## RECORDS FOR THIS TASK:
+--

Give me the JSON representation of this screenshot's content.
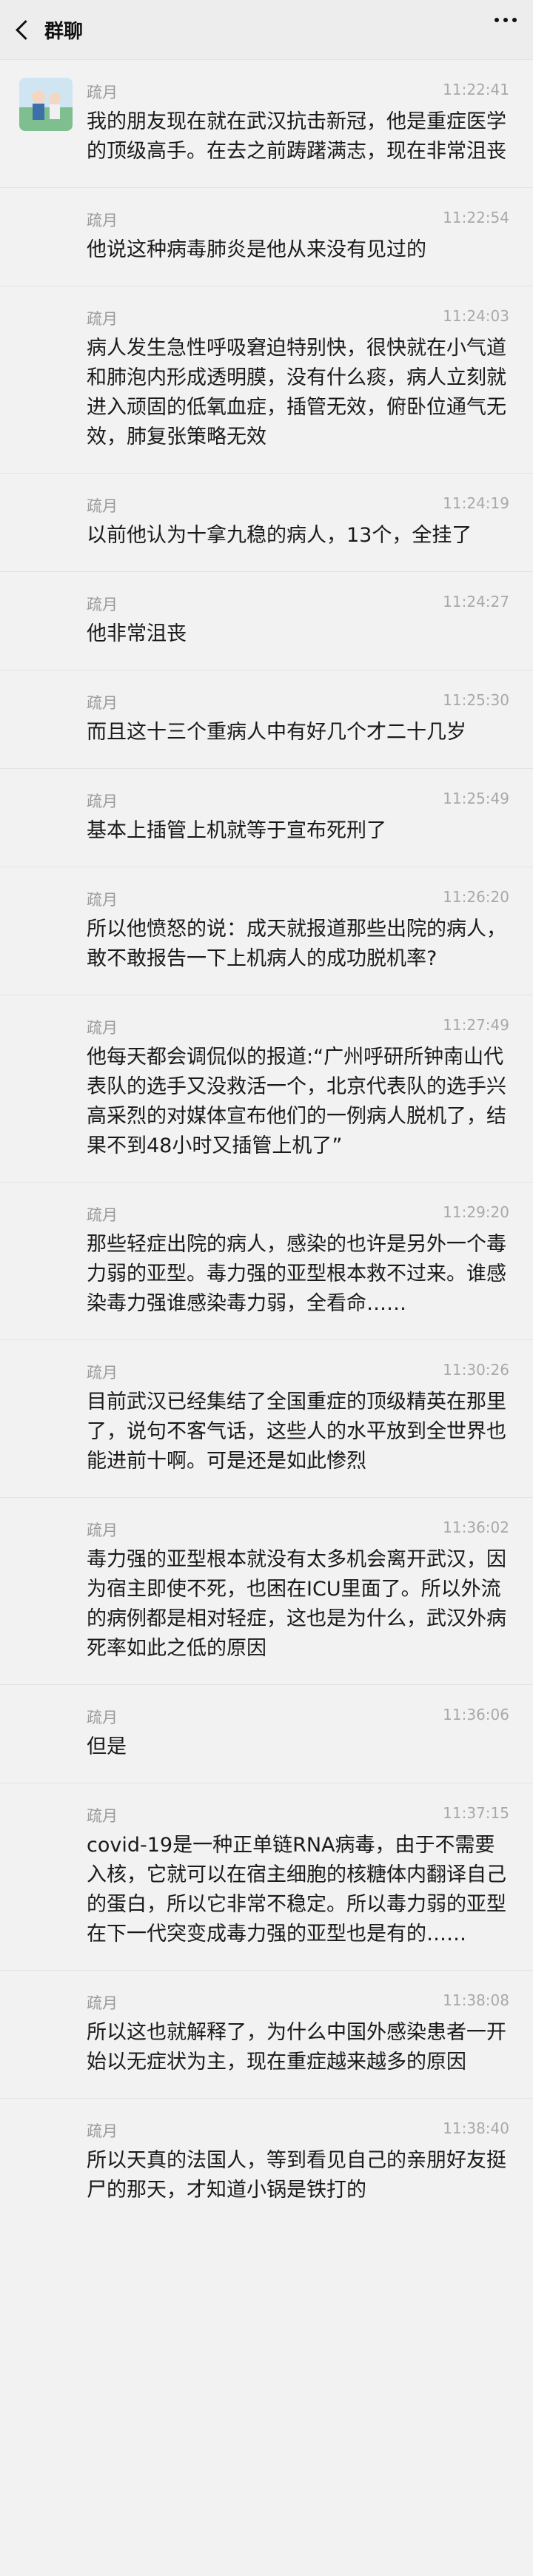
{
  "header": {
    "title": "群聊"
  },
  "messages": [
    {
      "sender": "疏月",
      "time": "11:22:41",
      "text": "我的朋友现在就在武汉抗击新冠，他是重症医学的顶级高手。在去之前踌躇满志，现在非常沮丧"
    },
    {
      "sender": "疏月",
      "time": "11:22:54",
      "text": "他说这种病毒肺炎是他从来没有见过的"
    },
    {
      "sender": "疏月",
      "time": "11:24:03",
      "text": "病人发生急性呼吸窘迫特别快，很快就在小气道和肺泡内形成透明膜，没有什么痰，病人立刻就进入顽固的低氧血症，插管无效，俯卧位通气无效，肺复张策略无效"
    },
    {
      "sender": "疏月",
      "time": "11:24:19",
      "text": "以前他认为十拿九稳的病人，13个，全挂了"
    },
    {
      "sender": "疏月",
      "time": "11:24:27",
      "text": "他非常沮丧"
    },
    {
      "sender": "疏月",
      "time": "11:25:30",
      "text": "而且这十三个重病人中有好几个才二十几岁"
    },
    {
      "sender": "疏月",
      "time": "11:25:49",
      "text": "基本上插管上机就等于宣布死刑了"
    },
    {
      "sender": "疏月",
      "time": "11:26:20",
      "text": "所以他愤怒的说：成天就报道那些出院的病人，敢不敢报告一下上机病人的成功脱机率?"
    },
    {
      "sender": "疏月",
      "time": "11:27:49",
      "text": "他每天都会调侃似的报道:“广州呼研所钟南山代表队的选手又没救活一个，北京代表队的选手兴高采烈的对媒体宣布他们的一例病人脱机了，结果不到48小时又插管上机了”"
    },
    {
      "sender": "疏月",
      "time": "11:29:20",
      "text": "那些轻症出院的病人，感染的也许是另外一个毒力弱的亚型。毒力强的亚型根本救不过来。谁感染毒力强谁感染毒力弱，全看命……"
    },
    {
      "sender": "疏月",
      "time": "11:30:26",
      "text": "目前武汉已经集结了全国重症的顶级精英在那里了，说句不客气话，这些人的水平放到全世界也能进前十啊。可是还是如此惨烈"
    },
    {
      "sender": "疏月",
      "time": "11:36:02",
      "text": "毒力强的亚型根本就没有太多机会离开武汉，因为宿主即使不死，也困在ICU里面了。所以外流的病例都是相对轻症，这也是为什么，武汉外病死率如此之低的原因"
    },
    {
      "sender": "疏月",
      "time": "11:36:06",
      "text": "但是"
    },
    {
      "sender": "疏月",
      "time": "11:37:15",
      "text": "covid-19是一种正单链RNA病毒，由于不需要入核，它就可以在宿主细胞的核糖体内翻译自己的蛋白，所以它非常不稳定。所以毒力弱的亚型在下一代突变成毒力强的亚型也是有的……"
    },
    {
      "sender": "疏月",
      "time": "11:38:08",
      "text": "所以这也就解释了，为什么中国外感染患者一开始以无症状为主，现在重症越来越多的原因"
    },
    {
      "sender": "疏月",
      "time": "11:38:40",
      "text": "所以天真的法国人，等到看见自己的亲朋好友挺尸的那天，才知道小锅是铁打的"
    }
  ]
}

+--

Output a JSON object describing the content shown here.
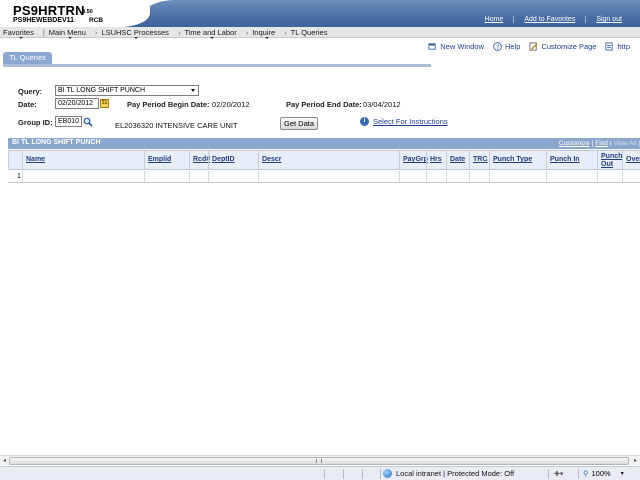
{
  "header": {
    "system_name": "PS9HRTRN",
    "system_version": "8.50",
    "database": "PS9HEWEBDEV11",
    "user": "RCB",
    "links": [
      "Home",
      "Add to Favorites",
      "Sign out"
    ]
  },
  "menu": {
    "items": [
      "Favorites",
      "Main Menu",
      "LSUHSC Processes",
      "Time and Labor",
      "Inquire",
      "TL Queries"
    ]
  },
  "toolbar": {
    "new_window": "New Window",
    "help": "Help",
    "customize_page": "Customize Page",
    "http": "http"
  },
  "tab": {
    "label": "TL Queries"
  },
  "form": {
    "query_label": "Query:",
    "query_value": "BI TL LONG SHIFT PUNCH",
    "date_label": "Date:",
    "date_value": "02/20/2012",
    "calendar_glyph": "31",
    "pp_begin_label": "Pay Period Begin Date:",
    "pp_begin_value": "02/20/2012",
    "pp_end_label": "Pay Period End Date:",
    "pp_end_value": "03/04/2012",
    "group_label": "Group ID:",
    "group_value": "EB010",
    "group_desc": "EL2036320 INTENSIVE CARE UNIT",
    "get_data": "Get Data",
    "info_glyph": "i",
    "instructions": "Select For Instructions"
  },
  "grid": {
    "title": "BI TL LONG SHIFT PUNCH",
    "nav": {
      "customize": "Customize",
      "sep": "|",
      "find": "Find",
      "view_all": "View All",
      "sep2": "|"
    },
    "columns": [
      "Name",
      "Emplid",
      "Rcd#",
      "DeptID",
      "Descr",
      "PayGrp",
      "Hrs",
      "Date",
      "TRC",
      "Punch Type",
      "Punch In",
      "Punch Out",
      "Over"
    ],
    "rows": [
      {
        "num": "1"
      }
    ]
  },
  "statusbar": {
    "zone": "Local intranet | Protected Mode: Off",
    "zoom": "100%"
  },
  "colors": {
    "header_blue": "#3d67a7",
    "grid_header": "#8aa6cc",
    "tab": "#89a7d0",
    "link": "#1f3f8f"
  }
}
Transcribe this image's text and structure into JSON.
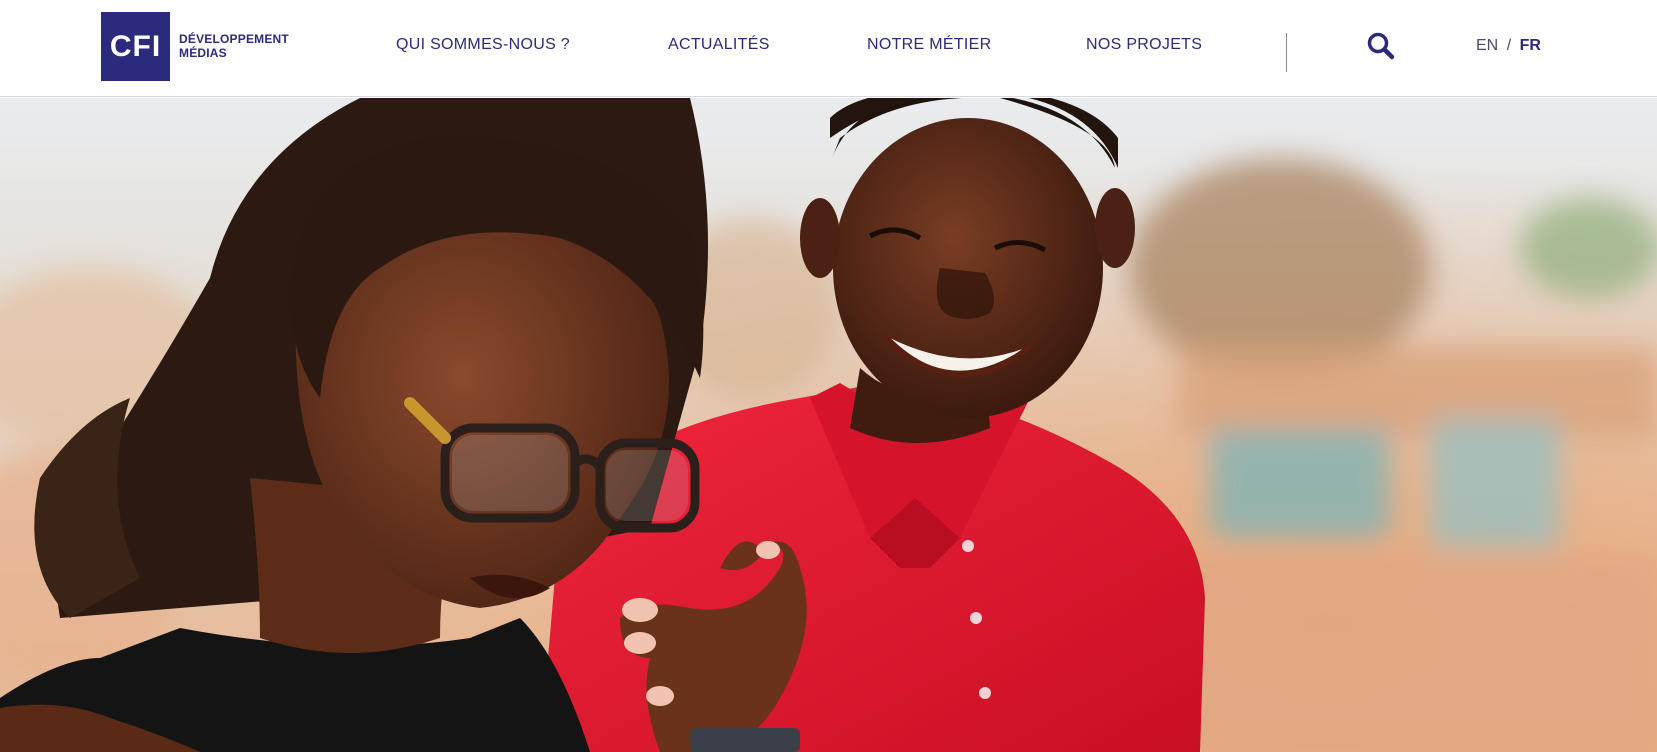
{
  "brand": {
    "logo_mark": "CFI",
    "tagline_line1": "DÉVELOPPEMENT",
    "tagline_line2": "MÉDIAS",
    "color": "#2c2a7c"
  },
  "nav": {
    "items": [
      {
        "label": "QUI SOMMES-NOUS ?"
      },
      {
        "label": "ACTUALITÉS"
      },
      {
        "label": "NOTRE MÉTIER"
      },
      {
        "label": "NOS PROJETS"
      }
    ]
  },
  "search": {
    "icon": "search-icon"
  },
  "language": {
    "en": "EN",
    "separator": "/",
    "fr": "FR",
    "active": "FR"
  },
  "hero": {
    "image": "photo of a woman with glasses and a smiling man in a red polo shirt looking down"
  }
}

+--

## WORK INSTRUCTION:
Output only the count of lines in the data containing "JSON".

## WORKED SOLUTION:
3